The conclusion to be drawn from this analysis of the government’s reform proposals is a far from comforting one. The blueprint was drawn up by supporters of further radical liberal reforms, who rightly point out that education as yet remains untouched by mass privatization and commercialization. The proposed reform is supposed to correct this “oversight”, but it certainly does not correspond to the aim formally declared by its architects: To make the development of education one of the driving forces for economic progress in the country.
In order to achieve that, educational reform should have been radically egalitarian–that is, it should have provided the entire younger generation with a high quality education, creating genuinely equal opportunities despite the deep social stratification which has overtaken Russian society.
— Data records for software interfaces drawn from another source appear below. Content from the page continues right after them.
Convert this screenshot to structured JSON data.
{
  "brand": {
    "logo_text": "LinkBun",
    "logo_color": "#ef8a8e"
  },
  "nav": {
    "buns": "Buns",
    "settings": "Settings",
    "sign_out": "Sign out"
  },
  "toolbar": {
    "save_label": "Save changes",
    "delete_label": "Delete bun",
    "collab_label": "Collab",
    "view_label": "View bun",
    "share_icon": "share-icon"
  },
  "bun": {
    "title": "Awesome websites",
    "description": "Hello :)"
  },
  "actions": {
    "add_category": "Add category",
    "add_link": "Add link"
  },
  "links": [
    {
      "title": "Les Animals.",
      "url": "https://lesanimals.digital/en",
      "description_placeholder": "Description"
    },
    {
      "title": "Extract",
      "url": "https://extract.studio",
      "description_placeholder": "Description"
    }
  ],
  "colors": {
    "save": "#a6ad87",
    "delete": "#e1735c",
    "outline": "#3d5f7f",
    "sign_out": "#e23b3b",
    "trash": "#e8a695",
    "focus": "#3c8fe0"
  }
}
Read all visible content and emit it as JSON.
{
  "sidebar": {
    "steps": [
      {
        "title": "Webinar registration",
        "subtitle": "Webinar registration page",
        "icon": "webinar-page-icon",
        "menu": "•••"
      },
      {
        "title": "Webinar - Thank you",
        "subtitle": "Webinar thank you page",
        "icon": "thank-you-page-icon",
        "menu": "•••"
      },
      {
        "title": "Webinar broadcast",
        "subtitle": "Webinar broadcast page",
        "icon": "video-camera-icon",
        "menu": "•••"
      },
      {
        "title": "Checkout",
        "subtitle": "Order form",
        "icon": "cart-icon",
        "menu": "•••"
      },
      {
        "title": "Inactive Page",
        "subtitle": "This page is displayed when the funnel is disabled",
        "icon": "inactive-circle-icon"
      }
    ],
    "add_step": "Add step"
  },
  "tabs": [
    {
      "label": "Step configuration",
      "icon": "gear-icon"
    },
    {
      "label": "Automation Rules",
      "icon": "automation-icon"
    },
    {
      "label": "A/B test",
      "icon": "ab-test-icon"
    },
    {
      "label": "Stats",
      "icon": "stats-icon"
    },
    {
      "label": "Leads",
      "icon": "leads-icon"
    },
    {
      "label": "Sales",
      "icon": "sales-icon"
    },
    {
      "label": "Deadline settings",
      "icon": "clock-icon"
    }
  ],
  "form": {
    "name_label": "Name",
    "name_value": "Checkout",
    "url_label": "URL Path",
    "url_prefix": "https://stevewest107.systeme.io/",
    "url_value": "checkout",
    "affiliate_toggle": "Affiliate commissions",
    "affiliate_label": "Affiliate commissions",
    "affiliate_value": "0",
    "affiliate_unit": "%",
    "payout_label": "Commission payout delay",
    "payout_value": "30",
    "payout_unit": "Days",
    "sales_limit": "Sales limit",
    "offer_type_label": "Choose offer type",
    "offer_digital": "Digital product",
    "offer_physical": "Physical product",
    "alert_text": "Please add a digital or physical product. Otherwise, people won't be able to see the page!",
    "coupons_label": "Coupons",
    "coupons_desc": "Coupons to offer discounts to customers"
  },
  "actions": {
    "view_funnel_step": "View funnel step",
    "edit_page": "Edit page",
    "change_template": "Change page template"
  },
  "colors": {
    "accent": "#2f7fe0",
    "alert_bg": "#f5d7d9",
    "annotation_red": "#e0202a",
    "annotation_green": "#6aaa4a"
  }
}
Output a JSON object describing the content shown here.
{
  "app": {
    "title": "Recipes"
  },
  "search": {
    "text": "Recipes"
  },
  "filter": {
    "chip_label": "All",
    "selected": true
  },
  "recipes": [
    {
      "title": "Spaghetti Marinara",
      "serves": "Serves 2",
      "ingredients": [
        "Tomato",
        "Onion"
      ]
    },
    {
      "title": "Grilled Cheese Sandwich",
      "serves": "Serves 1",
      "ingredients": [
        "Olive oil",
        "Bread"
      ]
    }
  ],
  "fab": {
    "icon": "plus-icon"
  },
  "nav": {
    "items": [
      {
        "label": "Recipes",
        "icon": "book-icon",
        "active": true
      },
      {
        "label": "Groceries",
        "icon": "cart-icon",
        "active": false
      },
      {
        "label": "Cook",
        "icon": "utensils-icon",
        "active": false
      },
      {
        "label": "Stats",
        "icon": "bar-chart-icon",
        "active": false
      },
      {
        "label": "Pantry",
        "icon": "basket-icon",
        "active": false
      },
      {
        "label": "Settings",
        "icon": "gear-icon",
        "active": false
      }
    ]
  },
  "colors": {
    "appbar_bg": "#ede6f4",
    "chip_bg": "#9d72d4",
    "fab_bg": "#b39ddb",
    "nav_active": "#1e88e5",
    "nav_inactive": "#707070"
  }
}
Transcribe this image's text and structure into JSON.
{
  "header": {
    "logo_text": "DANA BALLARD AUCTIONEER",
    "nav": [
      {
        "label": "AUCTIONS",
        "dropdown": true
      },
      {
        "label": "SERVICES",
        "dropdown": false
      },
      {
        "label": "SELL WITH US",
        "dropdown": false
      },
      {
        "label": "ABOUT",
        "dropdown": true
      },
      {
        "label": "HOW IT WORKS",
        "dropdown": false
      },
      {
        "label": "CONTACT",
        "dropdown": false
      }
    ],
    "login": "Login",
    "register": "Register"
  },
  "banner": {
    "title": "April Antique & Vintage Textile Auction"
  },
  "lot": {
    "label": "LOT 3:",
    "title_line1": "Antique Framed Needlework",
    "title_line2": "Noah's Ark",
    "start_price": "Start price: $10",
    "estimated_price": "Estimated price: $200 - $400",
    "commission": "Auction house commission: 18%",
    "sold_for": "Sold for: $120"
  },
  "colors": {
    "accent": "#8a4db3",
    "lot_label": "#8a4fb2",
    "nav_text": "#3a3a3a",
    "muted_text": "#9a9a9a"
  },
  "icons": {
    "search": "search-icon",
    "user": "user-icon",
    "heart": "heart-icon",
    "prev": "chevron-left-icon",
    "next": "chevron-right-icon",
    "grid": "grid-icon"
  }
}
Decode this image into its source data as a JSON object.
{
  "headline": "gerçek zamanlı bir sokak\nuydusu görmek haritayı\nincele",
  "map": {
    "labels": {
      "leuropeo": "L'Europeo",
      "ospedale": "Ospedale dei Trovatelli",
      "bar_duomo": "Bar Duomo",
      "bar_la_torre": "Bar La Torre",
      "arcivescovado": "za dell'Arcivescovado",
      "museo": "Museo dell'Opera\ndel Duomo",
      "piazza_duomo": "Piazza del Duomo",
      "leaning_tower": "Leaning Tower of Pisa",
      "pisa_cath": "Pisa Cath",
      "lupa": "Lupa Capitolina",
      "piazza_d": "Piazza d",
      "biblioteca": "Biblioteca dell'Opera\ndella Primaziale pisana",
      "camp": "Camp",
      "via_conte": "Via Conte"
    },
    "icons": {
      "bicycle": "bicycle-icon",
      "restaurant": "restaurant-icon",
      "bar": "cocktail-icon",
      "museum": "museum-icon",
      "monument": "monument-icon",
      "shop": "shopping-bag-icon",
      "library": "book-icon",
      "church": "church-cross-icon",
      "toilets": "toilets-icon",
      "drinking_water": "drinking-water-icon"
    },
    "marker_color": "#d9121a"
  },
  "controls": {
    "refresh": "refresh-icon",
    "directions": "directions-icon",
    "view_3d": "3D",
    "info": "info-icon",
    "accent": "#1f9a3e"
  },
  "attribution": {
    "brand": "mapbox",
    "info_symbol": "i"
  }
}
Even the most highly developed countries allow themselves to consign no more than one third of the younger generation from the least well-off families to the educational ghetto.
Of course, the government blueprint does not neglect to mention support for students from poorer families. But how will this support work? By turning them into humble supplicants who have to regularly prove their poverty to civil servants. Furthermore, nothing is said about the scale or the level of this support. From the perspective of pedagogical psychology (which is completely ignored by the authors of the blueprint), this method will only serve to emphasize social segregation, not smooth it over.
For Russia to give herself a genuine competitive edge in education in today’s knowledge-intensive world economy, and to realize her greatest potential–the high level of public education (which has as yet been least affected by crisis)–she must take full advantage of the intellectual potential of the nation. To impose educational segregation along wealth lines under these circumstances is to throw up an insuperable barrier to the rebirth of Russia. In post-industrial society, intellectual resources are the leading resources in the country, and the effective development of society depends on how efficiently they are mobilized. Education is the very sphere where these intellectual resources are created. We cannot afford to throw these resources around, discarding them on the basis of means testing.
Aleksandr Buzgalin is a doctor of economics and a professor at Moscow State University. He is a leader of Russia’s Democratic Socialist Movement.